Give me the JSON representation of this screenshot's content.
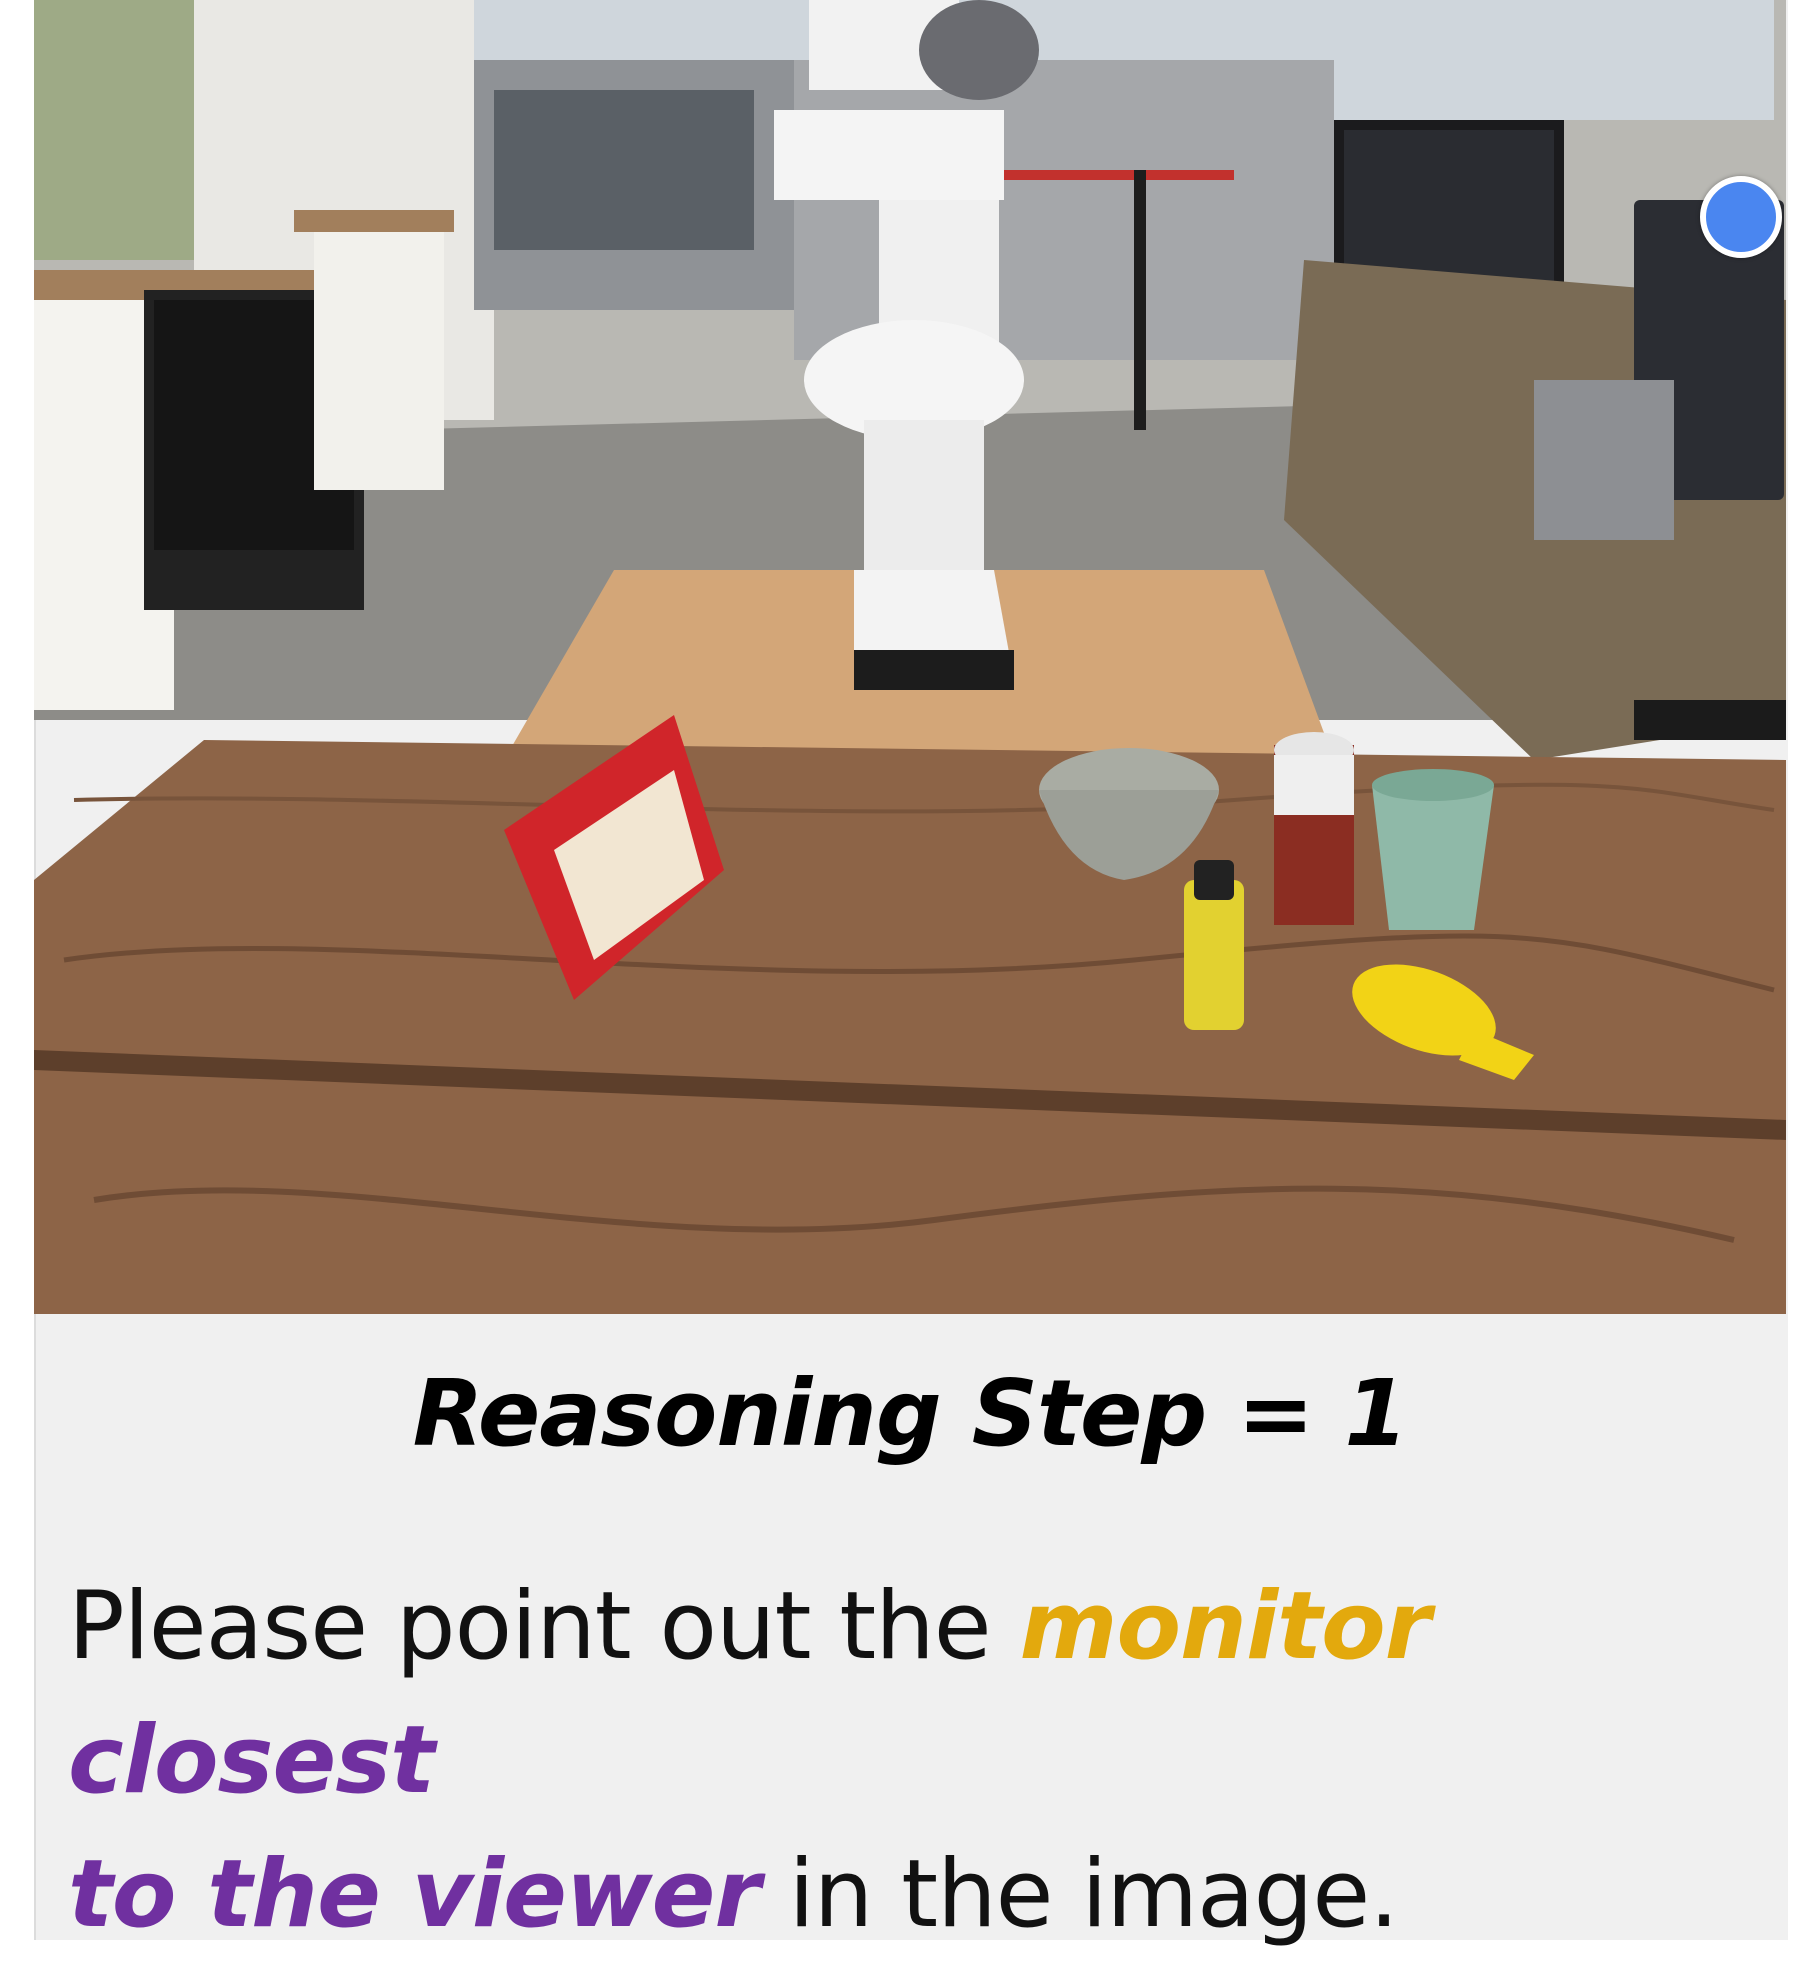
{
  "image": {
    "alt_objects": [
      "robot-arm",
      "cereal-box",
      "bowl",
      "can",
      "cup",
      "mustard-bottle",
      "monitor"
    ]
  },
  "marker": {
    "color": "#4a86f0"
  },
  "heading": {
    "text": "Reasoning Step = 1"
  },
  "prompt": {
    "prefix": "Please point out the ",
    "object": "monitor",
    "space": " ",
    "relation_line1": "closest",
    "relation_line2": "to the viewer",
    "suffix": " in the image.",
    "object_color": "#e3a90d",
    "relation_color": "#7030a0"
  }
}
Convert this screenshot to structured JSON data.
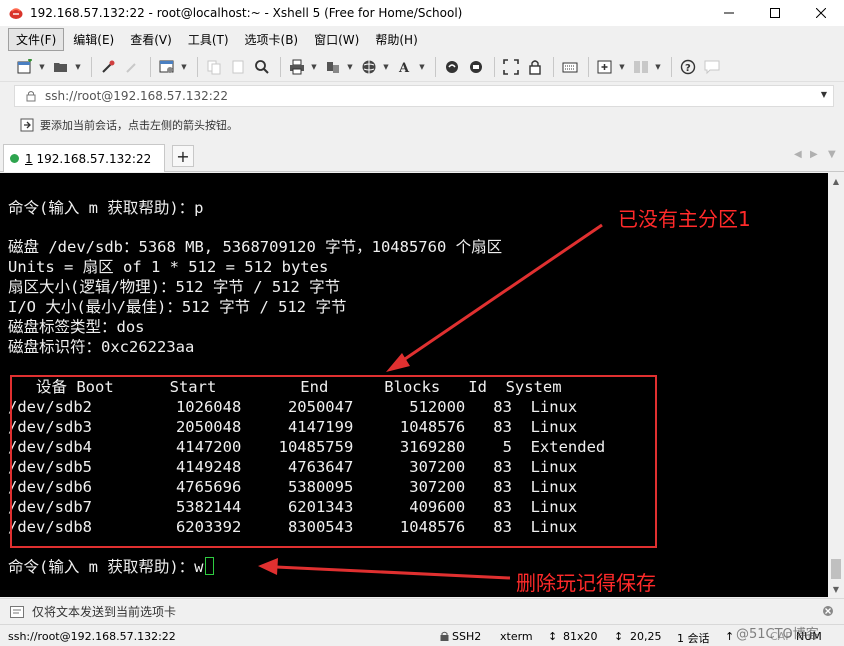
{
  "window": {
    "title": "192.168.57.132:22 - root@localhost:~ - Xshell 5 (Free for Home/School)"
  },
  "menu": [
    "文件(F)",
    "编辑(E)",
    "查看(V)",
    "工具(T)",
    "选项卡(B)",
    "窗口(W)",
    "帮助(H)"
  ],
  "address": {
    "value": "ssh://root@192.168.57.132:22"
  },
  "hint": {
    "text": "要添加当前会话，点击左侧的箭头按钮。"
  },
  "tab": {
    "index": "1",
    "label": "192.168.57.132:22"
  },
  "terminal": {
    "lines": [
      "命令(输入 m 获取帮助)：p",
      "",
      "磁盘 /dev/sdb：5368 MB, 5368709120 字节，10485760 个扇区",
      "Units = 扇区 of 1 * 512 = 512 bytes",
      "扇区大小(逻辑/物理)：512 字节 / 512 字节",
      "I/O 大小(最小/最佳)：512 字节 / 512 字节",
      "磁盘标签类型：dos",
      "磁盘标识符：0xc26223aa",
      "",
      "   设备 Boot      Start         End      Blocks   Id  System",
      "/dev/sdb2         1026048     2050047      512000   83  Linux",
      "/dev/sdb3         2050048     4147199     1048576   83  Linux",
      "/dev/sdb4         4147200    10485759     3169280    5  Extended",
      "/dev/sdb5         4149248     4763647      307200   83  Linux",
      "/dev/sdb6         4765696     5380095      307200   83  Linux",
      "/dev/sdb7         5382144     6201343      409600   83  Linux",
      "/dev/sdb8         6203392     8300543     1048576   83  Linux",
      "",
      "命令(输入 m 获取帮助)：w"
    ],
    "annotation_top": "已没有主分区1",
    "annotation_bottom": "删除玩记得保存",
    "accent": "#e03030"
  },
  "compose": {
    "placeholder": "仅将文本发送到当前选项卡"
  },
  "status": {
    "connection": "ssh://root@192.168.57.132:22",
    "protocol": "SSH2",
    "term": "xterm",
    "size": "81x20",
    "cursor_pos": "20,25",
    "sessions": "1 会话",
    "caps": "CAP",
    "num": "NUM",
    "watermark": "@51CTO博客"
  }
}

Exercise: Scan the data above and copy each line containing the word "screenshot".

Response:
Give me the JSON representation of this screenshot's content.
Convert this screenshot to structured JSON data.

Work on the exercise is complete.